The Australian Institute of Health and Welfare has ranked the health effects of coal-fired power stations in Australia.
The Institute’s annual survey of the health impacts of coal in Australia, published in the journal Environmental Health Perspectives, found the Australian government’s approval of coal as a fuel source had been responsible for over 80,000 premature deaths in Australia over the past 15 years.
The most recent report from the Institute’s Australian Health Foundation (AHF) found that coal consumption was the leading cause of premature death among Australian adults aged 20-64 years in 2015.
Coal power stations are the largest source of carbon emissions in Australia and emit about 40 per cent of Australia’s CO2 emissions, according to the report.
According to the Australian Bureau of Statistics, there were 946 coal-burning power stations operating in 2015, with an average capacity of 7.8 million megawatts, and an annual carbon dioxide emissions of about 1.5 billion tonnes.
The health effects associated with coal have been well documented, but the extent to which coal has been associated with human health has not yet been quantified.
The report says that the impact of coal is “significantly higher” than other fossil fuels.
According the report, coal-burner health impacts included premature death and long-term respiratory problems, increased cancer risk and reduced lifespan, among other health effects.
The impact of the coal industry on air quality The health impacts associated with fossil fuel emissions are also well documented.
According a 2016 report by the Australian Research Council, the health benefits of coal were found to be “significant” in areas of the world where coal production is relatively low and the country has an abundance of water.
“Compared with other fossil fuel combustion sources, the air pollution and greenhouse gas emissions associated with burning coal are significantly higher,” the report states.
“There is evidence that coal combustion emits more CO2 than other fuels, and that coal burning causes more CO 2 than other sources of energy.”

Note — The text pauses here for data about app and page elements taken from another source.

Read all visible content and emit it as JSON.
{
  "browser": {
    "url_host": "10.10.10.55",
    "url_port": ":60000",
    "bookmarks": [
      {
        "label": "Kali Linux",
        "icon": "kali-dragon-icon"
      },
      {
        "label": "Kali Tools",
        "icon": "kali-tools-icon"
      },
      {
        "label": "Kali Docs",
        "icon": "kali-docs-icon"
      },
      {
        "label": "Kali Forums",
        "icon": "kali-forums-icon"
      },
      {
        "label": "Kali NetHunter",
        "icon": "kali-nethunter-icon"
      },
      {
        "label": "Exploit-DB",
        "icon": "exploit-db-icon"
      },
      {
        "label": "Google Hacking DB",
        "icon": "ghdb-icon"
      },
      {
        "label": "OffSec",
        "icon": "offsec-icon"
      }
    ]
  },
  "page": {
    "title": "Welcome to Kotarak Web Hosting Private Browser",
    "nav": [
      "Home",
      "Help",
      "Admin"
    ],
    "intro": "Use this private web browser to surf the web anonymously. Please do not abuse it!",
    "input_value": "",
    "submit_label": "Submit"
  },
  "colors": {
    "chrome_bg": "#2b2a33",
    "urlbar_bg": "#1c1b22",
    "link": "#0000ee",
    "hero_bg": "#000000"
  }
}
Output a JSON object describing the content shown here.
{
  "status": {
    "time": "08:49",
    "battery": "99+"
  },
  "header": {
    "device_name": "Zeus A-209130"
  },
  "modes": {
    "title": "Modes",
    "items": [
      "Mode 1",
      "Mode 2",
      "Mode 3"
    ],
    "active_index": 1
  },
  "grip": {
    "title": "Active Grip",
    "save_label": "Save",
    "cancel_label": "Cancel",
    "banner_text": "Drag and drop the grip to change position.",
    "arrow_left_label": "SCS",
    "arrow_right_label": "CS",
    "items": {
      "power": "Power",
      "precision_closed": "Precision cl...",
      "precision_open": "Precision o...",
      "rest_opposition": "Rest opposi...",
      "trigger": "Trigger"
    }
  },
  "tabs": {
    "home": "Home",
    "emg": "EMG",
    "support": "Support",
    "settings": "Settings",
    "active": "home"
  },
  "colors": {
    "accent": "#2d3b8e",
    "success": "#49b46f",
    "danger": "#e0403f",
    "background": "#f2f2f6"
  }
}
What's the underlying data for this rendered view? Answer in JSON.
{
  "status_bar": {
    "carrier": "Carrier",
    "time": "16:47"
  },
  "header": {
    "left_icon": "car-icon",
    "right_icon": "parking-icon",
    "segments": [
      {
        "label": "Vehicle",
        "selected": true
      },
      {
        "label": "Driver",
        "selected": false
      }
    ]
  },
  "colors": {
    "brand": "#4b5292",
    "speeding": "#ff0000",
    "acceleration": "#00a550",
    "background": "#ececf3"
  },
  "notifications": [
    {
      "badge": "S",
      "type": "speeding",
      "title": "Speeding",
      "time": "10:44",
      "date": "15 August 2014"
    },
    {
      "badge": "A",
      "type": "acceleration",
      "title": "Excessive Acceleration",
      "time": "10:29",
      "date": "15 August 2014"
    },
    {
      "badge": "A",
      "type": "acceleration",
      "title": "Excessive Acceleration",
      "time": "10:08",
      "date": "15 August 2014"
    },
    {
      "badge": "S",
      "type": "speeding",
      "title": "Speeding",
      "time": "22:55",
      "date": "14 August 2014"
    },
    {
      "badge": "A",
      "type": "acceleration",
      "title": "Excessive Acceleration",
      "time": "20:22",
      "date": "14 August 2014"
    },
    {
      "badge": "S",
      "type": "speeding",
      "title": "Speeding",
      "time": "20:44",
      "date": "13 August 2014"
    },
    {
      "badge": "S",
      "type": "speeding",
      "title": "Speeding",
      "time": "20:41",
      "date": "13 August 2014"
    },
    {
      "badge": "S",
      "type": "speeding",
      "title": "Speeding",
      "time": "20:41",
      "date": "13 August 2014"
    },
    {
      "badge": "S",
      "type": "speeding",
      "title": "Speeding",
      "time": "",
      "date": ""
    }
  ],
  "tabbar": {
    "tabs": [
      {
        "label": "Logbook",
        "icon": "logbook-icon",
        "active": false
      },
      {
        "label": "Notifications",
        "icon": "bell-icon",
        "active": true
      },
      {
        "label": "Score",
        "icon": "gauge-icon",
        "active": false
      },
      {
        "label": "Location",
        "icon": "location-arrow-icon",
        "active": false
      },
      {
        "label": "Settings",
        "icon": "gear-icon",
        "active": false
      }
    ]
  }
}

The AFRC report said the health impact of CO2 from coal was comparable to the impact from methane, but also compared to the impacts from carbon dioxide, nitrogen oxides and heavy metals.
“A high-quality analysis of the CO2 released by coal combustion and the health implications of coal combustion could potentially contribute to reducing the harmful effects of CO 2 emissions on the environment,” the AFRS report states, adding that “coal-fired electricity generation has been found to have significant health impacts in the general population.”